Death Row Inmate’s Death May Solve Several Unsolved Slayings
CHICAGO (AP) _ Carmen Pauli hopes the death of a suspected serial killer will allow others to finally explain her son’s 1983 slaying and help her accept his brutal demise.
″Up to this up time, I have not been able to cry for my son or grieve in the proper way because it just doesn’t go away. Maybe now it will go away,″ Pauli said Monday.
Larry Eyler, 41, died of AIDS Sunday on death row at the Pontiac Correctional Center. Police suspected him in the slayings of at least 20 Midwestern men, including Pauli’s 28-year-old son, Ralph Calise, who was found in a field with 19 stab wounds.
A murder charge against Eyler was eventually dropped after a judge said evidence was obtained illegally and could not be used. Authorities say they still believe he was Calise’s killer.
Eyler’s attorney, Kathleen Zellner, scheduled a Tuesday news conference to discuss his crimes. Pauli and relatives of at least one other potential Eyler victim planned to attend.
Lake County Sheriff’s Detective Dan Colin said Zellner told him she would confirm Eyler’s involvement in Calise’s death. Colin said authorities hope Zellner will help them close the books on three other unsolved slayings.
Eyler was sentenced to death for the 1984 slaying of 15-year-old prostitute Daniel Bridges, whose dismembered body was found in trash bags near Eyler’s Chicago home. Eyler also pleaded guilty in 1990 to participating in the 1982 stabbing death of Stephen Agan in Terre Haute, Ind., and was sentenced to a 60-year prison term.

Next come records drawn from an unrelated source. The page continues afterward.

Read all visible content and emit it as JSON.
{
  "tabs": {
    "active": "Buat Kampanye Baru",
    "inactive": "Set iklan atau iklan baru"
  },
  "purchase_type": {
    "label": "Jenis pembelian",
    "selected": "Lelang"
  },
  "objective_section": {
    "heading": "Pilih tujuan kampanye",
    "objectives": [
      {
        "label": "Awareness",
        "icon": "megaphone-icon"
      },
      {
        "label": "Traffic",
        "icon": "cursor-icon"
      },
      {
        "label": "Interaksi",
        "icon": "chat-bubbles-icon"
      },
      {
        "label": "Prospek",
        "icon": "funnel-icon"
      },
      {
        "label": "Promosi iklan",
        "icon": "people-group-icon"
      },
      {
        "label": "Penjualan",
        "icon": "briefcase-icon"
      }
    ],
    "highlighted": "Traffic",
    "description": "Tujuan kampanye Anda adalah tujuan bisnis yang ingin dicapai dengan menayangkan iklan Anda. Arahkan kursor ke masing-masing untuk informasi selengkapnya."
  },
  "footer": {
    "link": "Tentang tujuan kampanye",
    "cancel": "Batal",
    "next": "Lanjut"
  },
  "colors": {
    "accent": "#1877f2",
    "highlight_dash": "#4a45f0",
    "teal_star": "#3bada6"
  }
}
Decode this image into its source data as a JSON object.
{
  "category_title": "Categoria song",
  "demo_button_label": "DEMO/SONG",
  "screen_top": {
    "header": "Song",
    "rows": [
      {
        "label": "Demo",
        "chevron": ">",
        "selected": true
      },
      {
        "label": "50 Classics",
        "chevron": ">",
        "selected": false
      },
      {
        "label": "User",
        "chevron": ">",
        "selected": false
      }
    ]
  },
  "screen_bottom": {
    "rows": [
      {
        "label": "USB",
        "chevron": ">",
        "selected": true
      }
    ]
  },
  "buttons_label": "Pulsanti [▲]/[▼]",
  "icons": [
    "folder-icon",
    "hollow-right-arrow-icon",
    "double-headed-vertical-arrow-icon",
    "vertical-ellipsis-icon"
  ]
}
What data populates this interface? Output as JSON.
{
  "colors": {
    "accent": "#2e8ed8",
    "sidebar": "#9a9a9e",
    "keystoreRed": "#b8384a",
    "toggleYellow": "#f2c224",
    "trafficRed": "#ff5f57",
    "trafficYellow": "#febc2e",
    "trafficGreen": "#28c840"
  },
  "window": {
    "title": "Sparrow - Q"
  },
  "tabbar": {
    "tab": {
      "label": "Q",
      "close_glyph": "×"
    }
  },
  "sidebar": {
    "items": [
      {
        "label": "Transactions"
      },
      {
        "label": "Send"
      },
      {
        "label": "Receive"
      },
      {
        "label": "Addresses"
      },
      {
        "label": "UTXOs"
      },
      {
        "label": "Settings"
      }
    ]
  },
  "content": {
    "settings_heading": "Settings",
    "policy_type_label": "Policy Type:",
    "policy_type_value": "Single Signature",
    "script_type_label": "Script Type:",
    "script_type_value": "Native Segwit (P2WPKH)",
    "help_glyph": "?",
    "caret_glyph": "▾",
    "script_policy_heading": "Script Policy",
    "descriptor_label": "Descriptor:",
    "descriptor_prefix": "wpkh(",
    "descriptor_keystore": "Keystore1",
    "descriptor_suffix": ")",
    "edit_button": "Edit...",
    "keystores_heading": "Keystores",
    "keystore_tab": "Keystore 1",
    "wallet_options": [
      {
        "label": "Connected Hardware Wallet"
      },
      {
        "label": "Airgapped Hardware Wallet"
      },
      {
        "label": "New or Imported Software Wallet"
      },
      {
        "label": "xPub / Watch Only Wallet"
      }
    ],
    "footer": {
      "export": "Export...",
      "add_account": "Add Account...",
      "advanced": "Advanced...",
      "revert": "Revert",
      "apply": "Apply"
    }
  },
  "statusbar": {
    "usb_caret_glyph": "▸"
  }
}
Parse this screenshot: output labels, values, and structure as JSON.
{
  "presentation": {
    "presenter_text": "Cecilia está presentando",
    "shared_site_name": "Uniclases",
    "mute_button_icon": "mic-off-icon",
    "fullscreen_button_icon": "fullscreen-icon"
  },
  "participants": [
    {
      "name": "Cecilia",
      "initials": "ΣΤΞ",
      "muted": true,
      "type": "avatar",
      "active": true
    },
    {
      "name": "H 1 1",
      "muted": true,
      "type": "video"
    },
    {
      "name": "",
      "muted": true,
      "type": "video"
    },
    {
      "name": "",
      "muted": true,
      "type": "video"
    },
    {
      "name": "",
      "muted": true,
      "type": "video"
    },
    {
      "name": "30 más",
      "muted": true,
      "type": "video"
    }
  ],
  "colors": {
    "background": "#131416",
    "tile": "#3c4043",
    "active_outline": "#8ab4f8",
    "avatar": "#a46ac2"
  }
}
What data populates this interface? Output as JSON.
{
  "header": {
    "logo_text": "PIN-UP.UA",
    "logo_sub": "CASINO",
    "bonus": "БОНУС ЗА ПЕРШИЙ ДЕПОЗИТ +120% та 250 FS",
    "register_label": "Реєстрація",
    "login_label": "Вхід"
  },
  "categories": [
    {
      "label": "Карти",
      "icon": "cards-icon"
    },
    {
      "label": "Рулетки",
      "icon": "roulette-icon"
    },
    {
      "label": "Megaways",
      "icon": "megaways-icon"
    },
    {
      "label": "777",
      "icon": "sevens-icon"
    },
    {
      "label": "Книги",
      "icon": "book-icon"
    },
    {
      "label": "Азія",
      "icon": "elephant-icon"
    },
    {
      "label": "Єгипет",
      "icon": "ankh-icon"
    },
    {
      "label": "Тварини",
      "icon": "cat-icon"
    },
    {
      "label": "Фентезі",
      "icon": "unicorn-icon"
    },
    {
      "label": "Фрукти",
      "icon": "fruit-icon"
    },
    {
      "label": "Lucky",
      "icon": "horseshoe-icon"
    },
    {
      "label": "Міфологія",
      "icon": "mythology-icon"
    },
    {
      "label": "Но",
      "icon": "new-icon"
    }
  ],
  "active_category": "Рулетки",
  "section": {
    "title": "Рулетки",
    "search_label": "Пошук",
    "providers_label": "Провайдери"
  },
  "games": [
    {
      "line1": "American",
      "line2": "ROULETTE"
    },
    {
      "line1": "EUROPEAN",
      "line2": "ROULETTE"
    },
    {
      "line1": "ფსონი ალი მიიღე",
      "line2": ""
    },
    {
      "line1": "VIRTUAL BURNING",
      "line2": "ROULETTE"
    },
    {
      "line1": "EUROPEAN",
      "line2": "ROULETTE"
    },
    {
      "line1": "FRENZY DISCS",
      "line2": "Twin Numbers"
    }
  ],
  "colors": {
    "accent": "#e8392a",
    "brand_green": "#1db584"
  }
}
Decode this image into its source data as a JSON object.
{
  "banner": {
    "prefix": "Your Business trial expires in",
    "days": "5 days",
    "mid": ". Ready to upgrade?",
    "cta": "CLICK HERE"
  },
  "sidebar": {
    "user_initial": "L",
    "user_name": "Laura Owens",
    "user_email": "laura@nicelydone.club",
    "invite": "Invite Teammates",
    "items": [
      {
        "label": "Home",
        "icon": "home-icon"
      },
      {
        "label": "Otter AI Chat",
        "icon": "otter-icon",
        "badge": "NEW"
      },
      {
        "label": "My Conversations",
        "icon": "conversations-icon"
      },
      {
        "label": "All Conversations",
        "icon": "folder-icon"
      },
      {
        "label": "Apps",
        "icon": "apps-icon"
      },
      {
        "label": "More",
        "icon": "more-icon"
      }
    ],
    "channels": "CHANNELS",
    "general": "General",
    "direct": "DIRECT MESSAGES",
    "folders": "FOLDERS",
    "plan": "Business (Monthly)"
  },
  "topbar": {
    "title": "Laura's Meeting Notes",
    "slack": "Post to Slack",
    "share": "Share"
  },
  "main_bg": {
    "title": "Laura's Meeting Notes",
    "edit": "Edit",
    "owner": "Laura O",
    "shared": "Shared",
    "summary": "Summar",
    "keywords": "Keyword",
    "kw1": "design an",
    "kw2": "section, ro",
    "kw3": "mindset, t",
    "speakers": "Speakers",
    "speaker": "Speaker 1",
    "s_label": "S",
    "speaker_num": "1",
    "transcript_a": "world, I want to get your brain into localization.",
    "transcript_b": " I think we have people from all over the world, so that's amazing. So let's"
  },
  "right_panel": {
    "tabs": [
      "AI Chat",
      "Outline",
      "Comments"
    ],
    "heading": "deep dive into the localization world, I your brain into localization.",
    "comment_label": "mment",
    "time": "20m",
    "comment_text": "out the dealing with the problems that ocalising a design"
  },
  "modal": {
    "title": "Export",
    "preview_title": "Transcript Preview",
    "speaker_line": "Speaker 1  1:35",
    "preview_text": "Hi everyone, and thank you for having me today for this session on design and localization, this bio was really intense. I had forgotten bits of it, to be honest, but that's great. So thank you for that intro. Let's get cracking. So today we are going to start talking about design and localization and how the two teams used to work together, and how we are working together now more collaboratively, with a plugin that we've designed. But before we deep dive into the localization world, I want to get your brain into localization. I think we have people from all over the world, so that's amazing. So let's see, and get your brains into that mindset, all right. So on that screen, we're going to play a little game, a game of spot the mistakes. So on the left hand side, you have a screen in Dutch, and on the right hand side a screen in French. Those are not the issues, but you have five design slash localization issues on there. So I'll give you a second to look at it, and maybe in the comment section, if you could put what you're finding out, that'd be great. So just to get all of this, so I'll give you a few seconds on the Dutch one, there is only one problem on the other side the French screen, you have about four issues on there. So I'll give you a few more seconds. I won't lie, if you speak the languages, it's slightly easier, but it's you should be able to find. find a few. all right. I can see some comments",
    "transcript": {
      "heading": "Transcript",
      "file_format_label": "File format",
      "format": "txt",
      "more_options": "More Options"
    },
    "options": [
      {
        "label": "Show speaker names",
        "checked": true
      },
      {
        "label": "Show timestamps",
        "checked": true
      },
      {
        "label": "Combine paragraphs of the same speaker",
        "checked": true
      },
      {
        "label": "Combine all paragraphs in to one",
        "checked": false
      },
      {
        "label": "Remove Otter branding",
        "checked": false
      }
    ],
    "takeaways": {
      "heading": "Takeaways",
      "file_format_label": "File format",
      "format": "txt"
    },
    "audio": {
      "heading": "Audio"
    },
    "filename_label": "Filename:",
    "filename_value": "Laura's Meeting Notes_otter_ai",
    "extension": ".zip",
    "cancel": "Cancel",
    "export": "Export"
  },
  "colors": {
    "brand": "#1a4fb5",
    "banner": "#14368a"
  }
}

Eyler denied killing Bridges, but offered in 1991 to confess to 20 murders in Indiana and Illinois in exchange for commuting his death sentence to life in prison. The offer was rejected.